*EXERCISE DESCRIPTION*. Retype the whole listing that follows, line for line.
START DATA FOR THIS EXERCISE
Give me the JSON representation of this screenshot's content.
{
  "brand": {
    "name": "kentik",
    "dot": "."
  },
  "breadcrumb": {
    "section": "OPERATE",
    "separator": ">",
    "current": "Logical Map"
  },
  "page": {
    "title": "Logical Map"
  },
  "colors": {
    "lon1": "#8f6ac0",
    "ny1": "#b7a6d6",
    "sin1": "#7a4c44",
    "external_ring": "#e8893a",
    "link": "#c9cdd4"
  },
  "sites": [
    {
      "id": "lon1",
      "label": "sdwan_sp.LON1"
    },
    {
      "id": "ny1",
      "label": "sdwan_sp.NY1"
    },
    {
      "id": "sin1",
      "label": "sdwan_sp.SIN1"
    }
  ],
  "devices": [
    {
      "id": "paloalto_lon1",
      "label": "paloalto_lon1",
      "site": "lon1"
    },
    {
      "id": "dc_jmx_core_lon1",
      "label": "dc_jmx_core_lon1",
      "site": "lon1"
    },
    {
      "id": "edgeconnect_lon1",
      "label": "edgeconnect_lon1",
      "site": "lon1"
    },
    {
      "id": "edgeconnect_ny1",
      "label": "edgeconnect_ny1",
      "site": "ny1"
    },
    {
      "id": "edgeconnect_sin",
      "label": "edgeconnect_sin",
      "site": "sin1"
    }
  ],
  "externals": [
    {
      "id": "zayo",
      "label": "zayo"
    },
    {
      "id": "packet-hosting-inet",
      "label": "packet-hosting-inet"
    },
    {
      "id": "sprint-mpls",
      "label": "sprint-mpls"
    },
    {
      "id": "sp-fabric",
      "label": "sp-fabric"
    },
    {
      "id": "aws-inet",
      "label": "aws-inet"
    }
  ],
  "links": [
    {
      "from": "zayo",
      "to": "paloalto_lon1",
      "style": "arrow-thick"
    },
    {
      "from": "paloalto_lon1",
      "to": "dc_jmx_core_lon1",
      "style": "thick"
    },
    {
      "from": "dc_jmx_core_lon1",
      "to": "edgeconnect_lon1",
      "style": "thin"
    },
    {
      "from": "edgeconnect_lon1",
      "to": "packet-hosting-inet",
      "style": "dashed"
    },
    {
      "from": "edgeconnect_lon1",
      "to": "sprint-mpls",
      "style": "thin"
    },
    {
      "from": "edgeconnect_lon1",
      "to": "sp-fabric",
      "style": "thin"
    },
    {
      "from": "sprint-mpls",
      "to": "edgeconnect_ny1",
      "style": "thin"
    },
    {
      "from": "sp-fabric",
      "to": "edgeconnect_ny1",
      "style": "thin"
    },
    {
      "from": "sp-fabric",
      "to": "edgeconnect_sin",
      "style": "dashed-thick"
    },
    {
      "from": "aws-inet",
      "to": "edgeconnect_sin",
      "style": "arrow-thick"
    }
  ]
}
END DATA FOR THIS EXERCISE
*RESULT BELOW*.
Give me the JSON representation of this screenshot's content.
{
  "brand": {
    "name": "kentik",
    "dot": "."
  },
  "breadcrumb": {
    "section": "OPERATE",
    "separator": ">",
    "current": "Logical Map"
  },
  "page": {
    "title": "Logical Map"
  },
  "colors": {
    "lon1": "#8f6ac0",
    "ny1": "#b7a6d6",
    "sin1": "#7a4c44",
    "external_ring": "#e8893a",
    "link": "#c9cdd4"
  },
  "sites": [
    {
      "id": "lon1",
      "label": "sdwan_sp.LON1"
    },
    {
      "id": "ny1",
      "label": "sdwan_sp.NY1"
    },
    {
      "id": "sin1",
      "label": "sdwan_sp.SIN1"
    }
  ],
  "devices": [
    {
      "id": "paloalto_lon1",
      "label": "paloalto_lon1",
      "site": "lon1"
    },
    {
      "id": "dc_jmx_core_lon1",
      "label": "dc_jmx_core_lon1",
      "site": "lon1"
    },
    {
      "id": "edgeconnect_lon1",
      "label": "edgeconnect_lon1",
      "site": "lon1"
    },
    {
      "id": "edgeconnect_ny1",
      "label": "edgeconnect_ny1",
      "site": "ny1"
    },
    {
      "id": "edgeconnect_sin",
      "label": "edgeconnect_sin",
      "site": "sin1"
    }
  ],
  "externals": [
    {
      "id": "zayo",
      "label": "zayo"
    },
    {
      "id": "packet-hosting-inet",
      "label": "packet-hosting-inet"
    },
    {
      "id": "sprint-mpls",
      "label": "sprint-mpls"
    },
    {
      "id": "sp-fabric",
      "label": "sp-fabric"
    },
    {
      "id": "aws-inet",
      "label": "aws-inet"
    }
  ],
  "links": [
    {
      "from": "zayo",
      "to": "paloalto_lon1",
      "style": "arrow-thick"
    },
    {
      "from": "paloalto_lon1",
      "to": "dc_jmx_core_lon1",
      "style": "thick"
    },
    {
      "from": "dc_jmx_core_lon1",
      "to": "edgeconnect_lon1",
      "style": "thin"
    },
    {
      "from": "edgeconnect_lon1",
      "to": "packet-hosting-inet",
      "style": "dashed"
    },
    {
      "from": "edgeconnect_lon1",
      "to": "sprint-mpls",
      "style": "thin"
    },
    {
      "from": "edgeconnect_lon1",
      "to": "sp-fabric",
      "style": "thin"
    },
    {
      "from": "sprint-mpls",
      "to": "edgeconnect_ny1",
      "style": "thin"
    },
    {
      "from": "sp-fabric",
      "to": "edgeconnect_ny1",
      "style": "thin"
    },
    {
      "from": "sp-fabric",
      "to": "edgeconnect_sin",
      "style": "dashed-thick"
    },
    {
      "from": "aws-inet",
      "to": "edgeconnect_sin",
      "style": "arrow-thick"
    }
  ]
}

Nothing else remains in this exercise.